As Delaware Debates Death Penalty Repeal, Momentum for the Movement Grows
“The question we have to ask is not ‘Do people deserve to die for the crimes they’ve committed?’,” lawyer and activist Bryan Stevenson said Thursday morning in front of the Delaware Legislative Hall. “The question we have to ask is. ‘Do we deserve to kill?’ We really can free ourselves in this state to do some amazing things if we put the death penalty behind us.”
Stevenson, a Delaware native, was joined by a crowd of anti–death penalty supporters. The group awaited an afternoon vote by the state house of representatives that could make Delaware the 20th state to repeal capital punishment. The bill had been blocked in the house judiciary committee for the second time in two years after passing the senate in April, but Rep. Larry Mitchell, the Democrat who chairs the committee and who opposes the bill, relented and released it for a full hearing. Mitchell told Delaware Online that he believed the issue deserved a hearing in spite of his opposition.
In May, Gov. Jack Markell said he wouldn’t hesitate to sign the bill into law if it passed, describing the death penalty as an “instrument of imperfect justice,” according to Delaware Online. The state’s supreme court has overturned three death row convictions in the past two years, citing prosecutorial misconduct and failures by state-appointed defense counsel.
Delaware’s progress toward abolishment reflects a broader national shift away from capital punishment. Since 1996, public support for the death penalty in the U.S. has fallen by 20 percent, according to the Pew Research Center. As that support has fallen, so have the number of new death sentences. In 1994, three hundred new death sentences were assigned, and in 2013 the number of new sentences dropped to 83.
“It’s not like people are swimming against the tide,” Diann Rust-Tierney, executive director of the National Coalition to Abolish the Death Penalty, told TakePart. “What’s happening [in Delaware] is following the course of what’s happening in other states.”
In Kansas on Thursday, a group of bipartisan legislators and activists gathered at the state capitol to rally for repeal legislation introduced on Jan. 22. Floyd Bledsoe, exonerated after spending 16 years in a Kansas prison for a murder he didn’t commit, told the crowd that the state’s death penalty must end because “tomorrow it might be too late for one person.”
The Kansas bill boasts 10 Republican and six Democratic sponsors, exemplifying the growing bipartisan movement to abolish capital punishment.
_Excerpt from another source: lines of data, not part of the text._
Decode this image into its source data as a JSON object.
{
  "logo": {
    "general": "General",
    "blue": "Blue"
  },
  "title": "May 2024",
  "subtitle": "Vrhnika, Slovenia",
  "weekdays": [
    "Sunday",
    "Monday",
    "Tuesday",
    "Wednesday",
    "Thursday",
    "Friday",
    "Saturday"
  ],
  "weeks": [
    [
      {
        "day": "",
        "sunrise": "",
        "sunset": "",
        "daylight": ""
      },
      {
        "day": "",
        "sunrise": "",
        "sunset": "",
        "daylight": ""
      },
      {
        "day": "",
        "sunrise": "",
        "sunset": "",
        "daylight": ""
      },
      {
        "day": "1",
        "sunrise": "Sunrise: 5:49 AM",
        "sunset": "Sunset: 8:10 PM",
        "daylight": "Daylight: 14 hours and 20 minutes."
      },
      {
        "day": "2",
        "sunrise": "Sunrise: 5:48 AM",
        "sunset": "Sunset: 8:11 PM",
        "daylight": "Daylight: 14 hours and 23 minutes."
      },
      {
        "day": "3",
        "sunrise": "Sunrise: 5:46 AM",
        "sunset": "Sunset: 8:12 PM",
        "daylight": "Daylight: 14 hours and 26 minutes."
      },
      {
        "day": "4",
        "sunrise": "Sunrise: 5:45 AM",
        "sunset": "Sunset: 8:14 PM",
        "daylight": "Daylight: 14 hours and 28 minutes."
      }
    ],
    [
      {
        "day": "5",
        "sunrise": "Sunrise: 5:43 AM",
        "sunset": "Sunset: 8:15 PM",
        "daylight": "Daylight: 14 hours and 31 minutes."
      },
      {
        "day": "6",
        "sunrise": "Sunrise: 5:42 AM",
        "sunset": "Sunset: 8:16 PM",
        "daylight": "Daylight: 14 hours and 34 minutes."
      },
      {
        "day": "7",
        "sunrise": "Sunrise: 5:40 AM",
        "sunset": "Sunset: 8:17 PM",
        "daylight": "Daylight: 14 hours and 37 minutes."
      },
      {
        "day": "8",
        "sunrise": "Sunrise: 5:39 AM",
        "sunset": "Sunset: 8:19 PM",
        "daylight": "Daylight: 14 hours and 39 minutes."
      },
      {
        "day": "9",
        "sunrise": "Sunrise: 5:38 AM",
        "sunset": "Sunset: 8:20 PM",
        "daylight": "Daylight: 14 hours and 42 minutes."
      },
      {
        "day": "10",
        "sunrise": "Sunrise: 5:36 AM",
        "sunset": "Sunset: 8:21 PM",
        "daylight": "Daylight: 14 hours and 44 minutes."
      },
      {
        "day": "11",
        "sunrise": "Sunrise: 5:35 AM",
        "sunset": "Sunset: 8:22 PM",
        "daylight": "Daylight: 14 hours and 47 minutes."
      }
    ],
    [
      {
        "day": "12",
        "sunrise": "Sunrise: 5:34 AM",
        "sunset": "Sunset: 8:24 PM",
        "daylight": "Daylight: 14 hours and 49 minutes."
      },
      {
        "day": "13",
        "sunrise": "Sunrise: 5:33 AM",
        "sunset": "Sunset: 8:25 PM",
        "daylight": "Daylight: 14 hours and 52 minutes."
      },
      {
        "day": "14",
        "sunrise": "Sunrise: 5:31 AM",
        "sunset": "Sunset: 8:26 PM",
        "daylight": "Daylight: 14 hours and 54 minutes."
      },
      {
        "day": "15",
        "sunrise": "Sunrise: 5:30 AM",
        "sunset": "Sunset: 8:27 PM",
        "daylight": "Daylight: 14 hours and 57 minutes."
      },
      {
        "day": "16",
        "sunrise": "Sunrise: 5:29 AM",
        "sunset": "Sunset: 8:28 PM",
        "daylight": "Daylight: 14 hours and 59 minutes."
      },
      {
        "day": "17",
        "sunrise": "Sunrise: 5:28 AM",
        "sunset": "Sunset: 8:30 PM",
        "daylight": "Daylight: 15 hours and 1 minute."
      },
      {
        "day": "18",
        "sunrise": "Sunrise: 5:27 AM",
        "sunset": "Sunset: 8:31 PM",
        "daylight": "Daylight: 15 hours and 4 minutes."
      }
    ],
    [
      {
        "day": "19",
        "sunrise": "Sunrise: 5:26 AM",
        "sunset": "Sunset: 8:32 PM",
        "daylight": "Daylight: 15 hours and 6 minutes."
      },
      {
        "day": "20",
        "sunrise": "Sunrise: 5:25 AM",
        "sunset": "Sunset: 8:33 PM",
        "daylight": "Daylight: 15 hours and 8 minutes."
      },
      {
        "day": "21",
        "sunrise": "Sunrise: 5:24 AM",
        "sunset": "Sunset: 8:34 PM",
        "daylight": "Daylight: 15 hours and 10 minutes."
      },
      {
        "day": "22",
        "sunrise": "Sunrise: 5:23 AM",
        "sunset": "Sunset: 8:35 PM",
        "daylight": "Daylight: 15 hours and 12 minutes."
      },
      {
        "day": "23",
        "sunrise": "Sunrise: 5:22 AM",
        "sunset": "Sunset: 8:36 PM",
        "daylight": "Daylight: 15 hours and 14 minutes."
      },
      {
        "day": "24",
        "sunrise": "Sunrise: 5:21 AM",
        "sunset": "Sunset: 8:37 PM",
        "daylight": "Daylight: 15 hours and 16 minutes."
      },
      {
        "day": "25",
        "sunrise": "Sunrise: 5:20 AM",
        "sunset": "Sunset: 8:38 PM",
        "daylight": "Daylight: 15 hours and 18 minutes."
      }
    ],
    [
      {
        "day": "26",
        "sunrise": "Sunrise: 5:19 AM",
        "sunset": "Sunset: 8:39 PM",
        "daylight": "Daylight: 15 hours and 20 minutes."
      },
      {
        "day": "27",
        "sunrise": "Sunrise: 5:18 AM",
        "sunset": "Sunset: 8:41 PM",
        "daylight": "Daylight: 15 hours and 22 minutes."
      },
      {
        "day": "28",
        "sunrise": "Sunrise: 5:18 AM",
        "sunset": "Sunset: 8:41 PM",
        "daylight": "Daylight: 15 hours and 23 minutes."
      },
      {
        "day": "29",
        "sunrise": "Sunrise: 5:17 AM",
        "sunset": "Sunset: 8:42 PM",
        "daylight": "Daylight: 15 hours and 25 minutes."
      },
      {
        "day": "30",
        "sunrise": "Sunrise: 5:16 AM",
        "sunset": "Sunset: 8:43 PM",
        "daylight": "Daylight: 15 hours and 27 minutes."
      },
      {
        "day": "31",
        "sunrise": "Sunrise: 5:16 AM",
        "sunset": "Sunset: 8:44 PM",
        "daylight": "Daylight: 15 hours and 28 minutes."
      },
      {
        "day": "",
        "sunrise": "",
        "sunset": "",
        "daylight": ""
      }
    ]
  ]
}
That across-the-aisle alliance was on display last May in conservative Nebraska, where political foes set aside differences and voted to override the governor’s veto of a successful repeal bill.
“We’re transcending these left-right boxes that we’ve put ourselves in,” said Rust-Tierney. “The force behind the conservative and progressive alliance is a cautious view of government and a moral conviction that everybody should retain the opportunity for redemption and grace, even as they are held accountable.”
Even in Missouri—a state that executes an average of one person per month, more than any other state—a Republican-led repeal effort is under way. On Monday, a bill sponsored by state Sen. Paul Wieland became the first repeal legislation to move to the senate floor, according to The Missouri Times. Wieland attributed his anti–death penalty stance to his staunch pro-life views, a common refrain among conservative death penalty abolitionists. The Missouri Catholic Conference, the NAACP, and Missouri Conservatives Concerned About the Death Penalty are all backing Wieland’s bill.
“The reality is that everywhere the death penalty is on the books and where it’s in play, it’s coming under greater scrutiny,” said Rust-Tierney. “Each time a state like Delaware or Kansas takes these steps, it prompts lawmakers elsewhere to say, ‘Wait a minute. The system is crumbling, and people are noticing.’ ”